Russia has more in common with Nigeria these days than just oil.

Following up on the politically charged jailing of oil tycoon Mikhail Khodorkovsky, a wave of scam e-mails in the style of Nigeria's notorious spammers have been popping up in inboxes from Moscow to Kentucky.

But instead of impassioned pleas by dead African dictators' aides to move millions of dollars overseas, the appeals appear to come from the inner circle of the man who was once Russia's richest.

"Dear friend, I got your reliable contact from my husband's business diary ..." begins one letter from "Leila Khodorkovsky," claiming to be the billionaire's wife — whose actual name is Inna.

The letter requests assistance investing $45 million of the tycoon's money and promises compensation.

Another is signed by "Larissa Sosnitskaya," who describes herself as a personal treasurer to Khodorkovsky, seeking a beneficiary for a similar sum that she intends to use "to relocate to the American continent and never to be connected to any of Mikhail Khodorkovsky conglomerates."

While their details — and often grammar — are muddled, the Khodorkovsky-themed spam highlights the notoriety of his case and his eight-year sentence on tax and fraud charges, which critics called Kremlin revenge for his sponsoring of opposition parties.

Worth some $15 billion before his arrest at gunpoint on a Siberian airfield in 2003 — and currently an inmate of a bleak prison colony on Russia's border with China — Khodorkovsky was an obvious choice for the authors of the Nigerian-style spam, experts say.

"This is a well-developed business — they choose what is up-to-date," said Yevgeny Altovsky, who coordinates a UNESCO-backed anti-spamming program in Moscow.

"The main thing is it has to involve some kind of rich person," he said. "If a major court case against Bill Gates were to start tomorrow, I'm sure he would appear in these messages."

Yukos spokeswoman Claire Davidson declined to comment on why spammers might have selected Khodorkovsky and the company he founded as subject matter.

"They aren't being issued from within the company," she said, referring to one letter in circulation allegedly signed by Bruce Misamore, Yukos' former chief financial officer.

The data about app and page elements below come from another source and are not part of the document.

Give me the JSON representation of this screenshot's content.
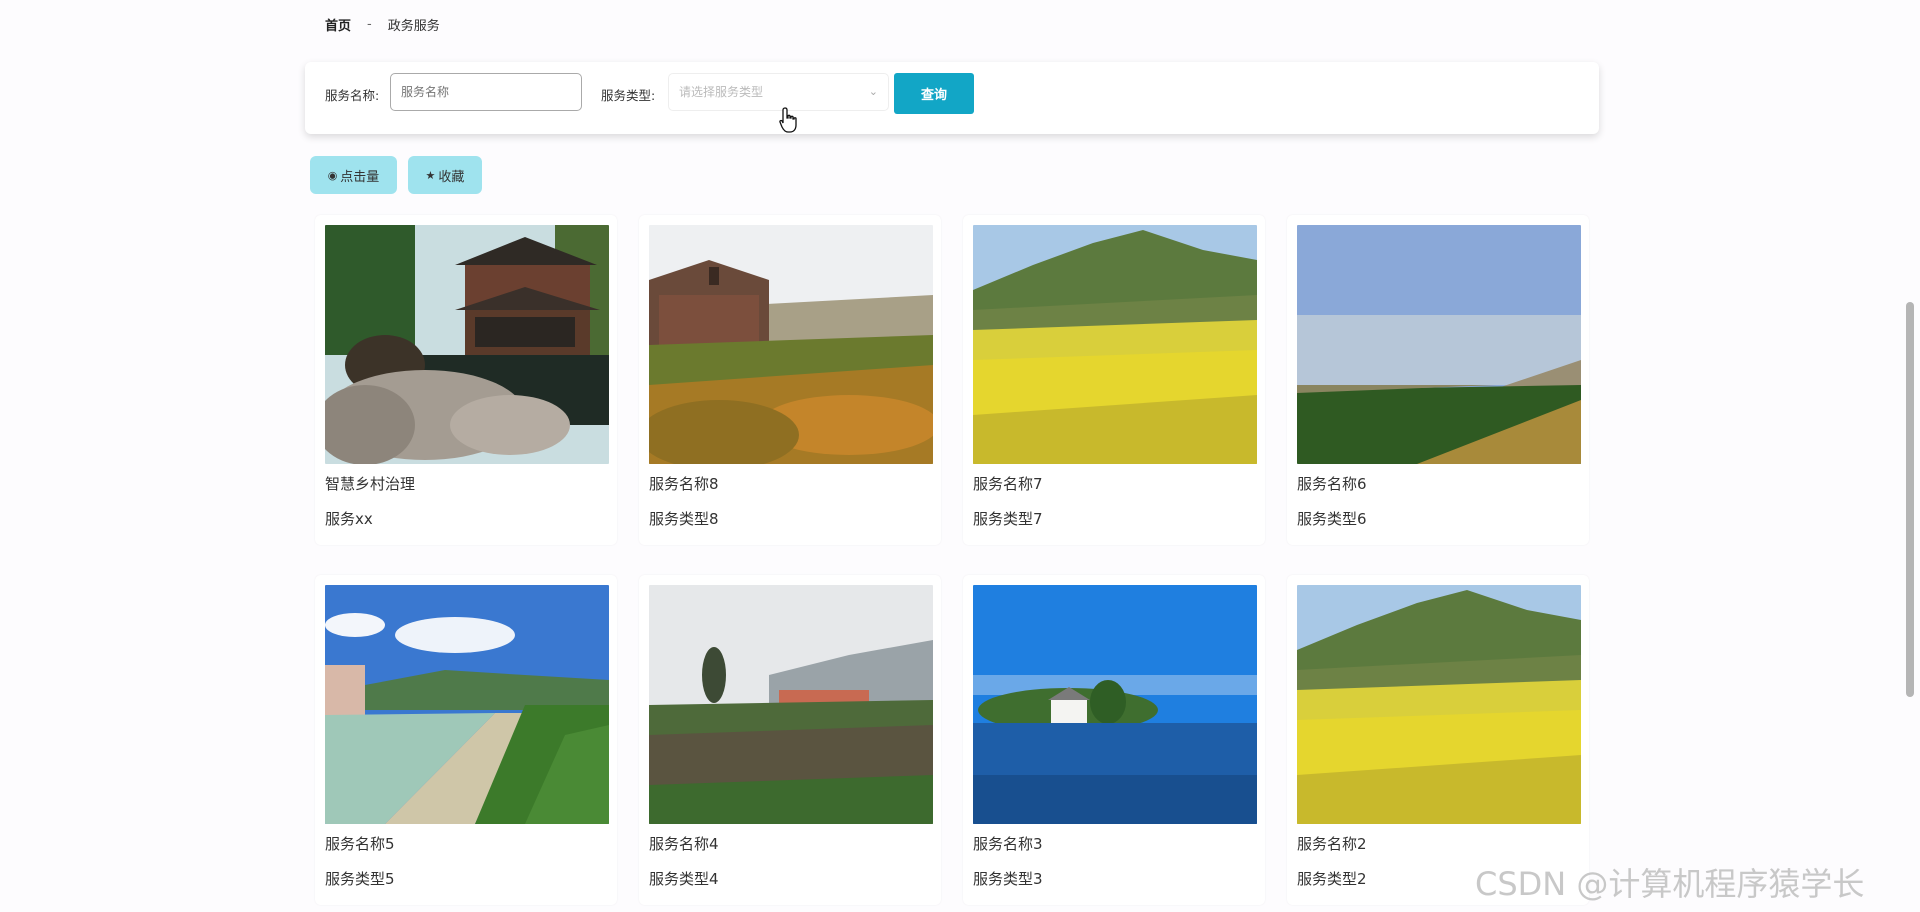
{
  "breadcrumb": {
    "home": "首页",
    "separator": "-",
    "current": "政务服务"
  },
  "search": {
    "name_label": "服务名称:",
    "name_placeholder": "服务名称",
    "type_label": "服务类型:",
    "type_placeholder": "请选择服务类型",
    "query_label": "查询"
  },
  "sort_buttons": {
    "clicks": "点击量",
    "favorites": "收藏"
  },
  "accent_color": "#12a6c6",
  "cards": [
    {
      "name": "智慧乡村治理",
      "type": "服务xx",
      "image": "wooden-house-by-pond"
    },
    {
      "name": "服务名称8",
      "type": "服务类型8",
      "image": "stone-house-vineyard"
    },
    {
      "name": "服务名称7",
      "type": "服务类型7",
      "image": "mountain-rapeseed-field"
    },
    {
      "name": "服务名称6",
      "type": "服务类型6",
      "image": "green-field-blue-sky"
    },
    {
      "name": "服务名称5",
      "type": "服务类型5",
      "image": "village-canal-road"
    },
    {
      "name": "服务名称4",
      "type": "服务类型4",
      "image": "misty-farm-village"
    },
    {
      "name": "服务名称3",
      "type": "服务类型3",
      "image": "lake-house-island"
    },
    {
      "name": "服务名称2",
      "type": "服务类型2",
      "image": "mountain-rapeseed-field"
    }
  ],
  "watermark": "CSDN @计算机程序猿学长"
}
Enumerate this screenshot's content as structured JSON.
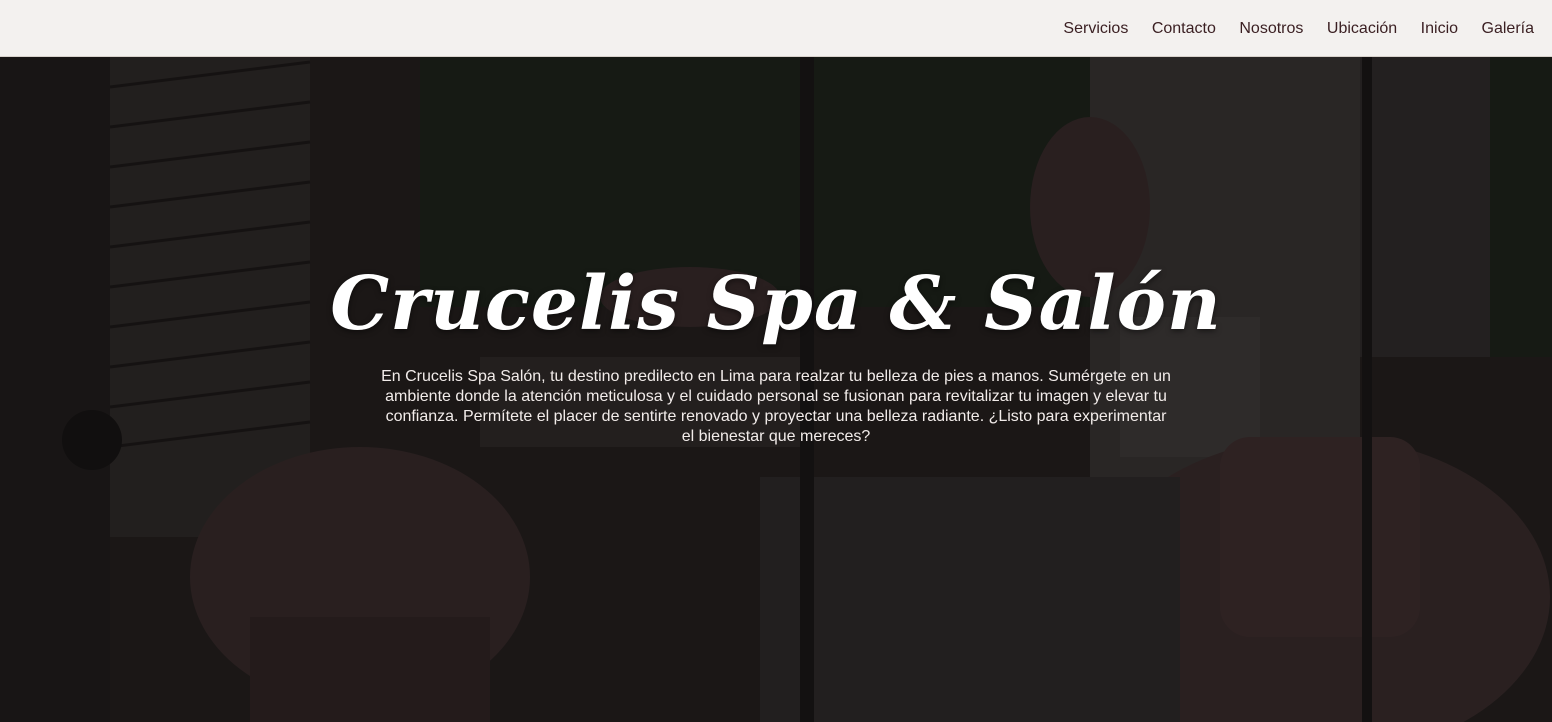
{
  "nav": {
    "items": [
      {
        "label": "Servicios"
      },
      {
        "label": "Contacto"
      },
      {
        "label": "Nosotros"
      },
      {
        "label": "Ubicación"
      },
      {
        "label": "Inicio"
      },
      {
        "label": "Galería"
      }
    ]
  },
  "hero": {
    "title": "Crucelis Spa & Salón",
    "description": "En Crucelis Spa Salón, tu destino predilecto en Lima para realzar tu belleza de pies a manos. Sumérgete en un ambiente donde la atención meticulosa y el cuidado personal se fusionan para revitalizar tu imagen y elevar tu confianza. Permítete el placer de sentirte renovado y proyectar una belleza radiante. ¿Listo para experimentar el bienestar que mereces?"
  },
  "colors": {
    "nav_background": "#f3f1ef",
    "nav_text": "#3a1f22",
    "hero_text": "#ffffff",
    "hero_overlay": "#0f0c0c"
  }
}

While versions of the letter from Khodorkovsky's managers have been sent in Russian, Altovsky said Russian Internet users are wise to such scams and were unlikely to be fooled.

Indeed, the Russian market for spam differs widely from the more aggressive U.S. fare of online casinos, porn sites and erectile dysfunction drugs, and is used primarily by small and medium businesses as a means to advertise. Nonetheless, the Russian practice causes some $30 million a year in damages from traffic costs, Altovsky said.

Nigeria — globally recognized as a base for criminals exploiting the reach of the Internet — said in October that it is considering making spamming a criminal offense that could land senders of unsolicited e-mails in jail for three years.

Africa's most populous country is known for its "advance fee" scammers — criminals scouting for victims by sending millions of unsolicited e-mails with false proposals around the world.

Among the most common are e-mails proposing to share portions of dead African dictators' ill-gotten estates in exchange for an advance payment to help move the money overseas. The scammers keep the "fees" while victims receive nothing.

Khodorkovsky's case was accompanied by a sweeping back tax investigation at his Yukos oil company that eventually saw its main production unit sold in a disputed auction and eventually ending up in state hands.

Yukos managers have since fled Russia as their colleagues were jailed and arrested in the continuing probe.